 Government agencies have consistently interfered in the FCCs spectrum auctions by pressuring firms into accepting network launch delays, putting the entire investment cycle at risk given that they spent billions of dollars to secure specific frequencies under a timetable. This was observed when the Federal Aviation Administration (FAA) pressured AT&T and Verizon to postpone the activation of their newly constructed C-band 5G towers by six weeks while also getting them to continue mitigation efforts on towers nearby airports through the end of 2022. This was based on unsupported claims that radio frequencies under the C-band would interfere with aircraft altimeters, despite the same frequency not causing any interference issues abroad.

 Rather than being the exception, the FAA’s behavior is part of a much larger pattern of agency interference in spectrum allocation. Beyond the FAA, the Department of Defense and Department of Transportation have made efforts to derail FCC spectrum allocation by supported claims of potential interference by 5G towers or unlicensed users operating on similar frequencies.

 As a result, such delays hurt the bottom line of wireless providers who have promised consumers and investors specific launch dates and operational goals. This not only delays consumer access to critical 5G networks but also deters firms from further investment spending due to increased risks and uncertainty from potential government interference.

 Any delay in the development of 5G threatens the 3.8 million jobs and $1.4 trillion of economic growth that analysts expect it to create.

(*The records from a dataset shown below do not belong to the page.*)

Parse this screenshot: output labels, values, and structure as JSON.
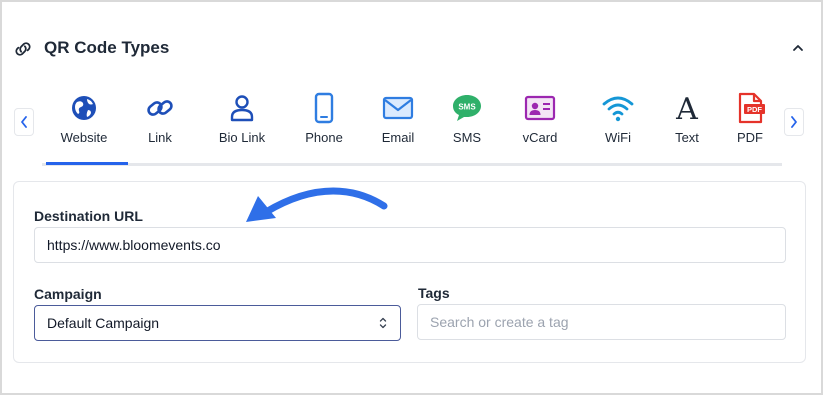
{
  "header": {
    "title": "QR Code Types"
  },
  "types": {
    "items": [
      {
        "label": "Website",
        "icon": "globe-icon",
        "active": true
      },
      {
        "label": "Link",
        "icon": "link-icon"
      },
      {
        "label": "Bio Link",
        "icon": "person-icon"
      },
      {
        "label": "Phone",
        "icon": "phone-icon"
      },
      {
        "label": "Email",
        "icon": "email-icon"
      },
      {
        "label": "SMS",
        "icon": "sms-icon"
      },
      {
        "label": "vCard",
        "icon": "vcard-icon"
      },
      {
        "label": "WiFi",
        "icon": "wifi-icon"
      },
      {
        "label": "Text",
        "icon": "text-icon"
      },
      {
        "label": "PDF",
        "icon": "pdf-icon"
      }
    ]
  },
  "form": {
    "destination_label": "Destination URL",
    "destination_value": "https://www.bloomevents.co",
    "campaign_label": "Campaign",
    "campaign_value": "Default Campaign",
    "tags_label": "Tags",
    "tags_placeholder": "Search or create a tag"
  },
  "colors": {
    "accent": "#2563eb",
    "annotation_arrow": "#2f6fe8",
    "sms": "#22a45d",
    "vcard": "#9c27b0",
    "wifi": "#1597d6",
    "pdf": "#e5332a",
    "globe": "#1e4fb8"
  }
}
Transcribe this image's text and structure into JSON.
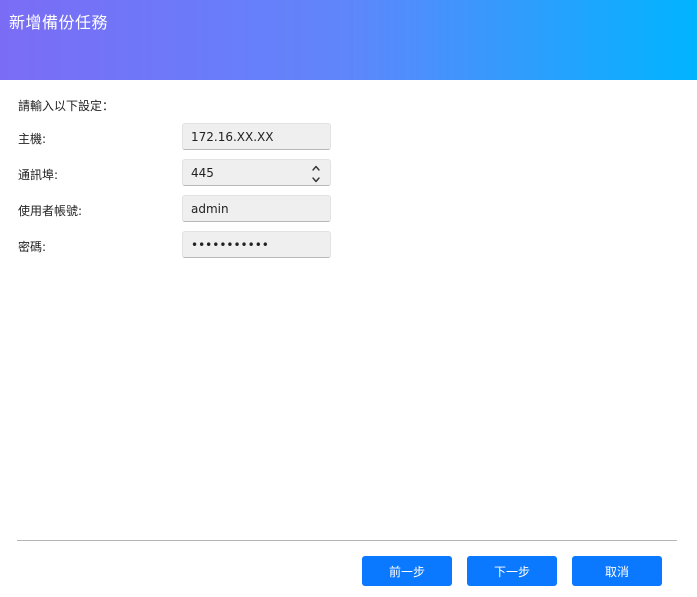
{
  "header": {
    "title": "新增備份任務"
  },
  "form": {
    "instruction": "請輸入以下設定：",
    "host_label": "主機:",
    "host_value": "172.16.XX.XX",
    "port_label": "通訊埠:",
    "port_value": "445",
    "username_label": "使用者帳號:",
    "username_value": "admin",
    "password_label": "密碼:",
    "password_value": "•••••••••••"
  },
  "footer": {
    "back_label": "前一步",
    "next_label": "下一步",
    "cancel_label": "取消"
  },
  "colors": {
    "header_gradient_start": "#7b6cf6",
    "header_gradient_end": "#00b4ff",
    "button_primary": "#0a78ff"
  },
  "icons": {
    "port_stepper_up": "chevron-up-icon",
    "port_stepper_down": "chevron-down-icon"
  }
}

According to a study conducted by the GSM Association, up to 40% of these benefits could be lost if the US fails to make more spectrum available for mobile services. For consumers, that could mean billions in lost savings and a vastly reduced job market.

 Beyond 5G, spectrum grants access to cutting-edge Internet of Things (IoT) technology, which can be used to power smart cities. In these cities, urban planners can use spectrum to accomplish tasks such as dimming lights in unoccupied areas or reorienting traffic signals to maximize efficiency. Each of these improvements bolsters consumers quality of life, while saving them time and using their tax dollars more effectively. Without access to spectrum, however, these benefits will remain a pipedream. If the FCC can successfully expedite the distribution of spectrum, consumers stand to benefit all the sooner.

 The vast economic potential of spectrum has prompted global competitors to begin crafting pipelines between their governments and businesses. China has leaped ahead of many other countries by taking significant steps to accelerate 5G availability, making hundreds of megahertz of spectrum available as far back as 2017. Chinas development of 5G represents a double threat to the US, jeopardizing its national security and undermining its economic competitiveness in the race to 5G, and eventually 6G.

 US tech companies need spectrum to avoid being left behind by foreign nations and tap into the economic opportunity of 5G and similar technologies. Whether through streamlining the auction process or requiring federal agencies to provide definitive evidence before blocking auctions, the government should prioritize maximizing its availability of spectrum.

 Action now will let the US put consumers first, instead of letting them fall prey to interagency infighting.

Jean-Luc and Dylan Shepard are with the American Consumer Institute, a nonprofit educational and research organization. For more information about the Institute, visit